::: Exercise input :::

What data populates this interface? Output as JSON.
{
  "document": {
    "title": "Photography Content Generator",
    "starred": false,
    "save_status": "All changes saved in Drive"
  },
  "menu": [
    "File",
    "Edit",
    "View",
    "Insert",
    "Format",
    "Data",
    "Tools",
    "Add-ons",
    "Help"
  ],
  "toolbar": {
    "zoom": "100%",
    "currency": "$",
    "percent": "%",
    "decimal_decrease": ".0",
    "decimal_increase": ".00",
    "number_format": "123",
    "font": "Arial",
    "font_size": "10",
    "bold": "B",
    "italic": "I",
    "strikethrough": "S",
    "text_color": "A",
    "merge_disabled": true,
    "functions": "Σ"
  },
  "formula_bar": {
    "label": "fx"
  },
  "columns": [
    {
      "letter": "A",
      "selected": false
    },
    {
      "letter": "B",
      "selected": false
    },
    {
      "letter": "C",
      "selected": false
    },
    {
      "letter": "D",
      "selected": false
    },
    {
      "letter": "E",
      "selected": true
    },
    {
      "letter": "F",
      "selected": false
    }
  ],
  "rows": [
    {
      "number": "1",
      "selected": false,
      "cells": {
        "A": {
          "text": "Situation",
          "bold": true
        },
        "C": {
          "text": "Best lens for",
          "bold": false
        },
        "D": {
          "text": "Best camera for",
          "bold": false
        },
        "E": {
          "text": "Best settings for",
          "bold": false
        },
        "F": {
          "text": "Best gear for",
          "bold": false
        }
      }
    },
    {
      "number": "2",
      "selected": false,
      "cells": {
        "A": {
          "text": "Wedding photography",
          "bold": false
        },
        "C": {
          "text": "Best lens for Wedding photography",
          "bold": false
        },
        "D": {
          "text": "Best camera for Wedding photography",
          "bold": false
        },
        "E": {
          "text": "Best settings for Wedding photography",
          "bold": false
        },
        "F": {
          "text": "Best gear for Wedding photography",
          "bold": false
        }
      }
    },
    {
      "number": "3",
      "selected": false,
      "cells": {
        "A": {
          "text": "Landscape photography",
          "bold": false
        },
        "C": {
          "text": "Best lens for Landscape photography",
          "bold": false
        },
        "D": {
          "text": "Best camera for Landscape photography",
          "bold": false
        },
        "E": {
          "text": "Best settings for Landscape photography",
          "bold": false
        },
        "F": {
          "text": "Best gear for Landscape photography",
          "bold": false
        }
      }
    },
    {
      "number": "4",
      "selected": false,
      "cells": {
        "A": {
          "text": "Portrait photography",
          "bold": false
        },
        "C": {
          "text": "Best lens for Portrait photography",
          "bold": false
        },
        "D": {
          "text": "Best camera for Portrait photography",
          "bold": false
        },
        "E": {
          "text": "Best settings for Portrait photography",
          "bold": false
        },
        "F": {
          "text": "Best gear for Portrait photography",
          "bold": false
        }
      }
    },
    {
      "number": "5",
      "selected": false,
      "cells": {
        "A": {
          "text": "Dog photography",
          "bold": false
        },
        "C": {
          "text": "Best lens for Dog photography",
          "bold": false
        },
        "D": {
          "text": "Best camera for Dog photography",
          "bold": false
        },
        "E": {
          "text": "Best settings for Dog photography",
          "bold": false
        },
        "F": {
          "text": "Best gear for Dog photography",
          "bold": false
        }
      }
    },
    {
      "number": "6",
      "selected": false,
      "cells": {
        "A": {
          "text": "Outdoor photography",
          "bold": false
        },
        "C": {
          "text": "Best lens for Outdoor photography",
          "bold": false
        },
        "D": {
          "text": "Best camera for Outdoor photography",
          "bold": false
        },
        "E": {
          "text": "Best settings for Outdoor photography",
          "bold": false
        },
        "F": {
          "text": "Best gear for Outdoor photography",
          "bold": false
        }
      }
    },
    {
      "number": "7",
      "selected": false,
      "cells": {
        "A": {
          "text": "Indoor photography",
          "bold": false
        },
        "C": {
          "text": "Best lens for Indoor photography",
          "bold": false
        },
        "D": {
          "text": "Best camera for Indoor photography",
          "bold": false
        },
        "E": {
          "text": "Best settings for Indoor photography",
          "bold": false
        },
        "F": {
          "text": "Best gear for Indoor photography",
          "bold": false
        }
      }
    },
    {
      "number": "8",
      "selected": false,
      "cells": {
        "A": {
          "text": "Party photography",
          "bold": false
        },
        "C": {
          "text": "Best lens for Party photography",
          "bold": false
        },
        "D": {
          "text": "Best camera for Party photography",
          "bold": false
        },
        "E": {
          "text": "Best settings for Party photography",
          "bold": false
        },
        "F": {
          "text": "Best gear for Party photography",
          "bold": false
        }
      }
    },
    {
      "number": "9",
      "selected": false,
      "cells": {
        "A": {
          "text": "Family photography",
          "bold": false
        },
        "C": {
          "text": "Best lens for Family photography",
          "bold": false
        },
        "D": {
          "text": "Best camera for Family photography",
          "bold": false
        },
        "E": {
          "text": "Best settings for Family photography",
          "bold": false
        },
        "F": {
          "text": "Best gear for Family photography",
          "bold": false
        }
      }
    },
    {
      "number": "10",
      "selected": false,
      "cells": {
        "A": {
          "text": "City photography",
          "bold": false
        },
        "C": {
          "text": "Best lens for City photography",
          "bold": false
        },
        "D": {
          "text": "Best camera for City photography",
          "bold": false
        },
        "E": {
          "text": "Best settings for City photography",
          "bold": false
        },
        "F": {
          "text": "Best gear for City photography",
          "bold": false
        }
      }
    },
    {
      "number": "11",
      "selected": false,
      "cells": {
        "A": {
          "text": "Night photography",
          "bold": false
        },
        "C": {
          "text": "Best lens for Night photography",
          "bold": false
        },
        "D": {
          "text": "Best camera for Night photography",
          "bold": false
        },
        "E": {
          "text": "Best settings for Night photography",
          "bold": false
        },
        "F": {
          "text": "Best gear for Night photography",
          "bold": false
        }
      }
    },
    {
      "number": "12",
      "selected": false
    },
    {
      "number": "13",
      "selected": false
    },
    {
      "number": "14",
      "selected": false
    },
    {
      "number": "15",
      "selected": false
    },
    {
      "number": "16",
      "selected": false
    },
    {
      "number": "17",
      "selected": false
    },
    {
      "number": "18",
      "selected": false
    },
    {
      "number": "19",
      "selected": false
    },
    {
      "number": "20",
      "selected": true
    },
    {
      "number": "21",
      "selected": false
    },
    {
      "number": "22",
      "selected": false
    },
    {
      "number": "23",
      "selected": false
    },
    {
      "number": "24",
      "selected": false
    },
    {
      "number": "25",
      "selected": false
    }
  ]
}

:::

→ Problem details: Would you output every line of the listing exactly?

→ Solution for this exercise:
What data populates this interface? Output as JSON.
{
  "document": {
    "title": "Photography Content Generator",
    "starred": false,
    "save_status": "All changes saved in Drive"
  },
  "menu": [
    "File",
    "Edit",
    "View",
    "Insert",
    "Format",
    "Data",
    "Tools",
    "Add-ons",
    "Help"
  ],
  "toolbar": {
    "zoom": "100%",
    "currency": "$",
    "percent": "%",
    "decimal_decrease": ".0",
    "decimal_increase": ".00",
    "number_format": "123",
    "font": "Arial",
    "font_size": "10",
    "bold": "B",
    "italic": "I",
    "strikethrough": "S",
    "text_color": "A",
    "merge_disabled": true,
    "functions": "Σ"
  },
  "formula_bar": {
    "label": "fx"
  },
  "columns": [
    {
      "letter": "A",
      "selected": false
    },
    {
      "letter": "B",
      "selected": false
    },
    {
      "letter": "C",
      "selected": false
    },
    {
      "letter": "D",
      "selected": false
    },
    {
      "letter": "E",
      "selected": true
    },
    {
      "letter": "F",
      "selected": false
    }
  ],
  "rows": [
    {
      "number": "1",
      "selected": false,
      "cells": {
        "A": {
          "text": "Situation",
          "bold": true
        },
        "C": {
          "text": "Best lens for",
          "bold": false
        },
        "D": {
          "text": "Best camera for",
          "bold": false
        },
        "E": {
          "text": "Best settings for",
          "bold": false
        },
        "F": {
          "text": "Best gear for",
          "bold": false
        }
      }
    },
    {
      "number": "2",
      "selected": false,
      "cells": {
        "A": {
          "text": "Wedding photography",
          "bold": false
        },
        "C": {
          "text": "Best lens for Wedding photography",
          "bold": false
        },
        "D": {
          "text": "Best camera for Wedding photography",
          "bold": false
        },
        "E": {
          "text": "Best settings for Wedding photography",
          "bold": false
        },
        "F": {
          "text": "Best gear for Wedding photography",
          "bold": false
        }
      }
    },
    {
      "number": "3",
      "selected": false,
      "cells": {
        "A": {
          "text": "Landscape photography",
          "bold": false
        },
        "C": {
          "text": "Best lens for Landscape photography",
          "bold": false
        },
        "D": {
          "text": "Best camera for Landscape photography",
          "bold": false
        },
        "E": {
          "text": "Best settings for Landscape photography",
          "bold": false
        },
        "F": {
          "text": "Best gear for Landscape photography",
          "bold": false
        }
      }
    },
    {
      "number": "4",
      "selected": false,
      "cells": {
        "A": {
          "text": "Portrait photography",
          "bold": false
        },
        "C": {
          "text": "Best lens for Portrait photography",
          "bold": false
        },
        "D": {
          "text": "Best camera for Portrait photography",
          "bold": false
        },
        "E": {
          "text": "Best settings for Portrait photography",
          "bold": false
        },
        "F": {
          "text": "Best gear for Portrait photography",
          "bold": false
        }
      }
    },
    {
      "number": "5",
      "selected": false,
      "cells": {
        "A": {
          "text": "Dog photography",
          "bold": false
        },
        "C": {
          "text": "Best lens for Dog photography",
          "bold": false
        },
        "D": {
          "text": "Best camera for Dog photography",
          "bold": false
        },
        "E": {
          "text": "Best settings for Dog photography",
          "bold": false
        },
        "F": {
          "text": "Best gear for Dog photography",
          "bold": false
        }
      }
    },
    {
      "number": "6",
      "selected": false,
      "cells": {
        "A": {
          "text": "Outdoor photography",
          "bold": false
        },
        "C": {
          "text": "Best lens for Outdoor photography",
          "bold": false
        },
        "D": {
          "text": "Best camera for Outdoor photography",
          "bold": false
        },
        "E": {
          "text": "Best settings for Outdoor photography",
          "bold": false
        },
        "F": {
          "text": "Best gear for Outdoor photography",
          "bold": false
        }
      }
    },
    {
      "number": "7",
      "selected": false,
      "cells": {
        "A": {
          "text": "Indoor photography",
          "bold": false
        },
        "C": {
          "text": "Best lens for Indoor photography",
          "bold": false
        },
        "D": {
          "text": "Best camera for Indoor photography",
          "bold": false
        },
        "E": {
          "text": "Best settings for Indoor photography",
          "bold": false
        },
        "F": {
          "text": "Best gear for Indoor photography",
          "bold": false
        }
      }
    },
    {
      "number": "8",
      "selected": false,
      "cells": {
        "A": {
          "text": "Party photography",
          "bold": false
        },
        "C": {
          "text": "Best lens for Party photography",
          "bold": false
        },
        "D": {
          "text": "Best camera for Party photography",
          "bold": false
        },
        "E": {
          "text": "Best settings for Party photography",
          "bold": false
        },
        "F": {
          "text": "Best gear for Party photography",
          "bold": false
        }
      }
    },
    {
      "number": "9",
      "selected": false,
      "cells": {
        "A": {
          "text": "Family photography",
          "bold": false
        },
        "C": {
          "text": "Best lens for Family photography",
          "bold": false
        },
        "D": {
          "text": "Best camera for Family photography",
          "bold": false
        },
        "E": {
          "text": "Best settings for Family photography",
          "bold": false
        },
        "F": {
          "text": "Best gear for Family photography",
          "bold": false
        }
      }
    },
    {
      "number": "10",
      "selected": false,
      "cells": {
        "A": {
          "text": "City photography",
          "bold": false
        },
        "C": {
          "text": "Best lens for City photography",
          "bold": false
        },
        "D": {
          "text": "Best camera for City photography",
          "bold": false
        },
        "E": {
          "text": "Best settings for City photography",
          "bold": false
        },
        "F": {
          "text": "Best gear for City photography",
          "bold": false
        }
      }
    },
    {
      "number": "11",
      "selected": false,
      "cells": {
        "A": {
          "text": "Night photography",
          "bold": false
        },
        "C": {
          "text": "Best lens for Night photography",
          "bold": false
        },
        "D": {
          "text": "Best camera for Night photography",
          "bold": false
        },
        "E": {
          "text": "Best settings for Night photography",
          "bold": false
        },
        "F": {
          "text": "Best gear for Night photography",
          "bold": false
        }
      }
    },
    {
      "number": "12",
      "selected": false
    },
    {
      "number": "13",
      "selected": false
    },
    {
      "number": "14",
      "selected": false
    },
    {
      "number": "15",
      "selected": false
    },
    {
      "number": "16",
      "selected": false
    },
    {
      "number": "17",
      "selected": false
    },
    {
      "number": "18",
      "selected": false
    },
    {
      "number": "19",
      "selected": false
    },
    {
      "number": "20",
      "selected": true
    },
    {
      "number": "21",
      "selected": false
    },
    {
      "number": "22",
      "selected": false
    },
    {
      "number": "23",
      "selected": false
    },
    {
      "number": "24",
      "selected": false
    },
    {
      "number": "25",
      "selected": false
    }
  ]
}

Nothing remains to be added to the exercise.